Lawyer Scott Watnik called WhatsApp's move "entirely unprecedented", explaining that major service providers tended to shy away from litigation."
WhatsApp said in the lawsuit the attack exploited its video calling system and sent malware to the mobile devices of a number of users, according to the report. The malware would allow NSO's clients — said to be governments and intelligence organisations — to secretly spy on the phone's owner, opening their digital lives up to official scrutiny.
WhatsApp's admission contradicts its own claim of a high level of security for the chat app including end-to-end encryption that cannot be deciphered by WhatsApp or other third parties. Citizen Lab, a cybersecurity research laboratory based in the University of Toronto that worked with WhatsApp to investigate the phone hacking, said the targets included well-known television personalities, prominent women who had been subjected to online hate campaigns and people who had faced assassination attempts and threats of violence, the report said.
Citizens' digital lives
Governments have increasingly turned to sophisticated hacking software as officials seek to push their surveillance power into the furthest corners of their citizens' digital lives, the report added. Companies like NSO say their technology enables officials to circumvent the encryption that increasingly protects the data held on phones and other devices. But governments only rarely talk about their capabilities publicly, meaning that the digital intrusions like the ones that affected WhatsApp typically happen in the shadows, the report said.
Lawyer Scott Watnik called WhatsApp's move "entirely unprecedented", explaining that major service providers tended to shy away from litigation for fear of "opening up the hood" and revealing too much about their digital security. He said other firms would be watching the progress of the suit with interest. "It could certainly set a precedent," said Watnik, who chairs the cybersecurity practice at the Wilk Auslander law firm in New York. The lawsuit seeks to have NSO barred from accessing or attempting to access WhatsApp and Facebook's services and seeks unspecified damages, according to the report.
NSO's phone hacking software has already been implicated in a series of human rights abuses across Latin America and the Middle East, including a sprawling espionage scandal in Panama and an attempt to spy on an employee of the London-based rights group Amnesty International.
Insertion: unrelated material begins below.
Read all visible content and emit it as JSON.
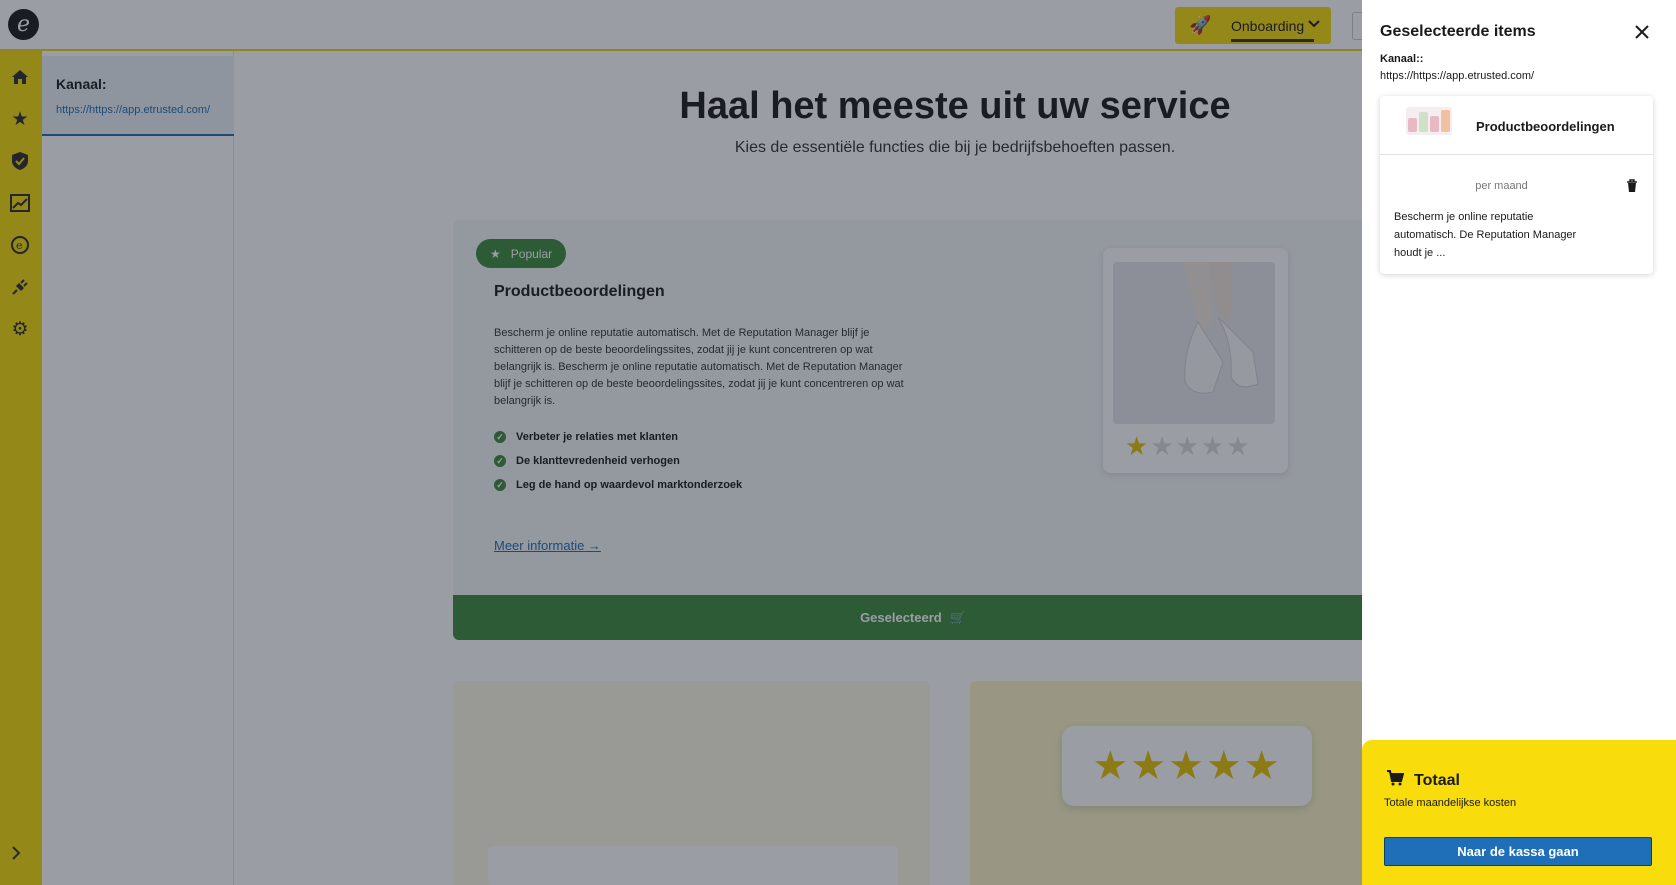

NSO came under particularly harsh scrutiny over the allegation that its spyware played a role in the death of Washington Post journalist Jamal Khashoggi, who was murdered at the Saudi Consulate in Istanbul a little over a year ago.